Element data from apps and pages
+--
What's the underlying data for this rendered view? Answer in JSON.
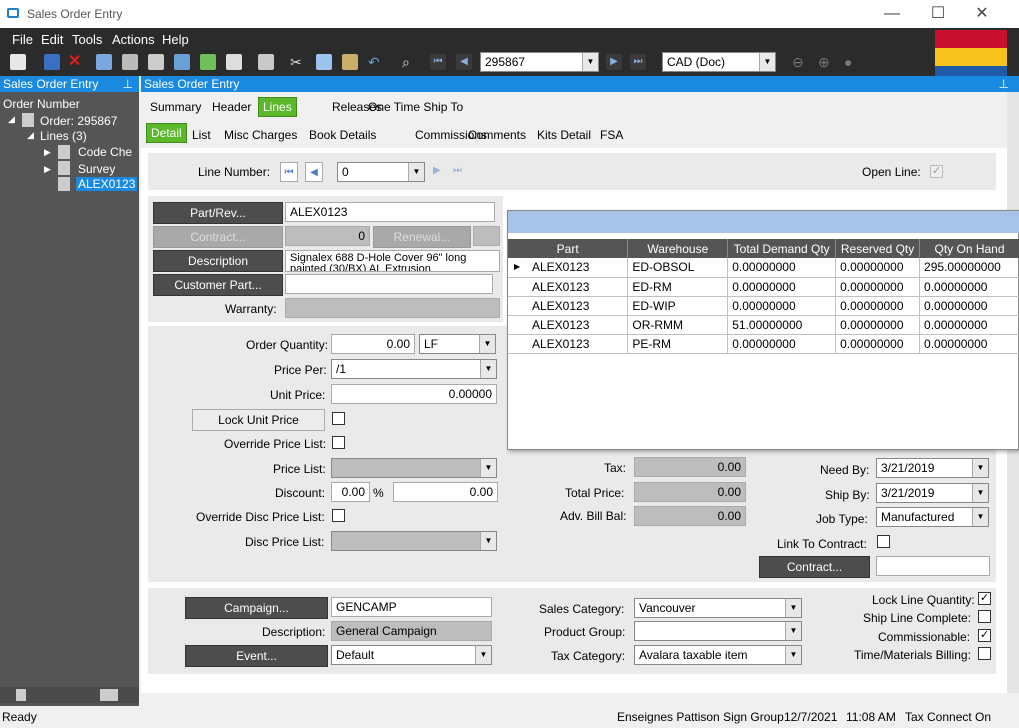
{
  "window": {
    "title": "Sales Order Entry"
  },
  "menu": [
    "File",
    "Edit",
    "Tools",
    "Actions",
    "Help"
  ],
  "toolbar": {
    "order_value": "295867",
    "currency": "CAD (Doc)"
  },
  "tree": {
    "header": "Sales Order Entry",
    "root": "Order Number",
    "order": "Order: 295867",
    "lines": "Lines (3)",
    "items": [
      "Code Che",
      "Survey",
      "ALEX0123"
    ]
  },
  "main_header": "Sales Order Entry",
  "tabs1": [
    "Summary",
    "Header",
    "Lines",
    "Releases",
    "One Time Ship To"
  ],
  "tabs2": [
    "Detail",
    "List",
    "Misc Charges",
    "Book Details",
    "Commissions",
    "Comments",
    "Kits Detail",
    "FSA"
  ],
  "line": {
    "label": "Line Number:",
    "value": "0",
    "open_line_label": "Open Line:",
    "open_line": "✓"
  },
  "part": {
    "btn": "Part/Rev...",
    "value": "ALEX0123",
    "contract_btn": "Contract...",
    "contract_val": "0",
    "renewal_btn": "Renewal...",
    "desc_btn": "Description",
    "desc_val": "Signalex 688 D-Hole Cover 96\" long painted (30/BX) AL Extrusion",
    "cust_btn": "Customer Part...",
    "warranty_label": "Warranty:"
  },
  "pricing": {
    "order_qty_label": "Order Quantity:",
    "order_qty": "0.00",
    "uom": "LF",
    "price_per_label": "Price Per:",
    "price_per": "/1",
    "unit_price_label": "Unit Price:",
    "unit_price": "0.00000",
    "lock_btn": "Lock Unit Price",
    "override_label": "Override Price List:",
    "price_list_label": "Price List:",
    "discount_label": "Discount:",
    "discount_pct": "0.00",
    "pct": "%",
    "discount_amt": "0.00",
    "override_disc_label": "Override Disc Price List:",
    "disc_list_label": "Disc Price List:"
  },
  "totals": {
    "tax_label": "Tax:",
    "tax": "0.00",
    "total_label": "Total Price:",
    "total": "0.00",
    "adv_label": "Adv. Bill Bal:",
    "adv": "0.00"
  },
  "dates": {
    "need_label": "Need By:",
    "need": "3/21/2019",
    "ship_label": "Ship By:",
    "ship": "3/21/2019",
    "job_label": "Job Type:",
    "job": "Manufactured",
    "link_label": "Link To Contract:",
    "contract_btn": "Contract..."
  },
  "bottom": {
    "campaign_btn": "Campaign...",
    "campaign": "GENCAMP",
    "desc_label": "Description:",
    "desc": "General Campaign",
    "event_btn": "Event...",
    "event": "Default",
    "sales_cat_label": "Sales Category:",
    "sales_cat": "Vancouver",
    "prod_grp_label": "Product Group:",
    "tax_cat_label": "Tax Category:",
    "tax_cat": "Avalara taxable item",
    "lock_qty_label": "Lock Line Quantity:",
    "ship_complete_label": "Ship Line Complete:",
    "commissionable_label": "Commissionable:",
    "tm_label": "Time/Materials Billing:"
  },
  "popup": {
    "columns": [
      "Part",
      "Warehouse",
      "Total Demand Qty",
      "Reserved Qty",
      "Qty On Hand"
    ],
    "rows": [
      [
        "ALEX0123",
        "ED-OBSOL",
        "0.00000000",
        "0.00000000",
        "295.00000000"
      ],
      [
        "ALEX0123",
        "ED-RM",
        "0.00000000",
        "0.00000000",
        "0.00000000"
      ],
      [
        "ALEX0123",
        "ED-WIP",
        "0.00000000",
        "0.00000000",
        "0.00000000"
      ],
      [
        "ALEX0123",
        "OR-RMM",
        "51.00000000",
        "0.00000000",
        "0.00000000"
      ],
      [
        "ALEX0123",
        "PE-RM",
        "0.00000000",
        "0.00000000",
        "0.00000000"
      ]
    ]
  },
  "status": {
    "ready": "Ready",
    "company": "Enseignes Pattison Sign Group",
    "date": "12/7/2021",
    "time": "11:08 AM",
    "tax": "Tax Connect On"
  }
}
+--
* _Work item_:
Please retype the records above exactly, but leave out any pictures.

* _Exercise response_:
What's the underlying data for this rendered view? Answer in JSON.
{
  "window": {
    "title": "Sales Order Entry"
  },
  "menu": [
    "File",
    "Edit",
    "Tools",
    "Actions",
    "Help"
  ],
  "toolbar": {
    "order_value": "295867",
    "currency": "CAD (Doc)"
  },
  "tree": {
    "header": "Sales Order Entry",
    "root": "Order Number",
    "order": "Order: 295867",
    "lines": "Lines (3)",
    "items": [
      "Code Che",
      "Survey",
      "ALEX0123"
    ]
  },
  "main_header": "Sales Order Entry",
  "tabs1": [
    "Summary",
    "Header",
    "Lines",
    "Releases",
    "One Time Ship To"
  ],
  "tabs2": [
    "Detail",
    "List",
    "Misc Charges",
    "Book Details",
    "Commissions",
    "Comments",
    "Kits Detail",
    "FSA"
  ],
  "line": {
    "label": "Line Number:",
    "value": "0",
    "open_line_label": "Open Line:",
    "open_line": "✓"
  },
  "part": {
    "btn": "Part/Rev...",
    "value": "ALEX0123",
    "contract_btn": "Contract...",
    "contract_val": "0",
    "renewal_btn": "Renewal...",
    "desc_btn": "Description",
    "desc_val": "Signalex 688 D-Hole Cover 96\" long painted (30/BX) AL Extrusion",
    "cust_btn": "Customer Part...",
    "warranty_label": "Warranty:"
  },
  "pricing": {
    "order_qty_label": "Order Quantity:",
    "order_qty": "0.00",
    "uom": "LF",
    "price_per_label": "Price Per:",
    "price_per": "/1",
    "unit_price_label": "Unit Price:",
    "unit_price": "0.00000",
    "lock_btn": "Lock Unit Price",
    "override_label": "Override Price List:",
    "price_list_label": "Price List:",
    "discount_label": "Discount:",
    "discount_pct": "0.00",
    "pct": "%",
    "discount_amt": "0.00",
    "override_disc_label": "Override Disc Price List:",
    "disc_list_label": "Disc Price List:"
  },
  "totals": {
    "tax_label": "Tax:",
    "tax": "0.00",
    "total_label": "Total Price:",
    "total": "0.00",
    "adv_label": "Adv. Bill Bal:",
    "adv": "0.00"
  },
  "dates": {
    "need_label": "Need By:",
    "need": "3/21/2019",
    "ship_label": "Ship By:",
    "ship": "3/21/2019",
    "job_label": "Job Type:",
    "job": "Manufactured",
    "link_label": "Link To Contract:",
    "contract_btn": "Contract..."
  },
  "bottom": {
    "campaign_btn": "Campaign...",
    "campaign": "GENCAMP",
    "desc_label": "Description:",
    "desc": "General Campaign",
    "event_btn": "Event...",
    "event": "Default",
    "sales_cat_label": "Sales Category:",
    "sales_cat": "Vancouver",
    "prod_grp_label": "Product Group:",
    "tax_cat_label": "Tax Category:",
    "tax_cat": "Avalara taxable item",
    "lock_qty_label": "Lock Line Quantity:",
    "ship_complete_label": "Ship Line Complete:",
    "commissionable_label": "Commissionable:",
    "tm_label": "Time/Materials Billing:"
  },
  "popup": {
    "columns": [
      "Part",
      "Warehouse",
      "Total Demand Qty",
      "Reserved Qty",
      "Qty On Hand"
    ],
    "rows": [
      [
        "ALEX0123",
        "ED-OBSOL",
        "0.00000000",
        "0.00000000",
        "295.00000000"
      ],
      [
        "ALEX0123",
        "ED-RM",
        "0.00000000",
        "0.00000000",
        "0.00000000"
      ],
      [
        "ALEX0123",
        "ED-WIP",
        "0.00000000",
        "0.00000000",
        "0.00000000"
      ],
      [
        "ALEX0123",
        "OR-RMM",
        "51.00000000",
        "0.00000000",
        "0.00000000"
      ],
      [
        "ALEX0123",
        "PE-RM",
        "0.00000000",
        "0.00000000",
        "0.00000000"
      ]
    ]
  },
  "status": {
    "ready": "Ready",
    "company": "Enseignes Pattison Sign Group",
    "date": "12/7/2021",
    "time": "11:08 AM",
    "tax": "Tax Connect On"
  }
}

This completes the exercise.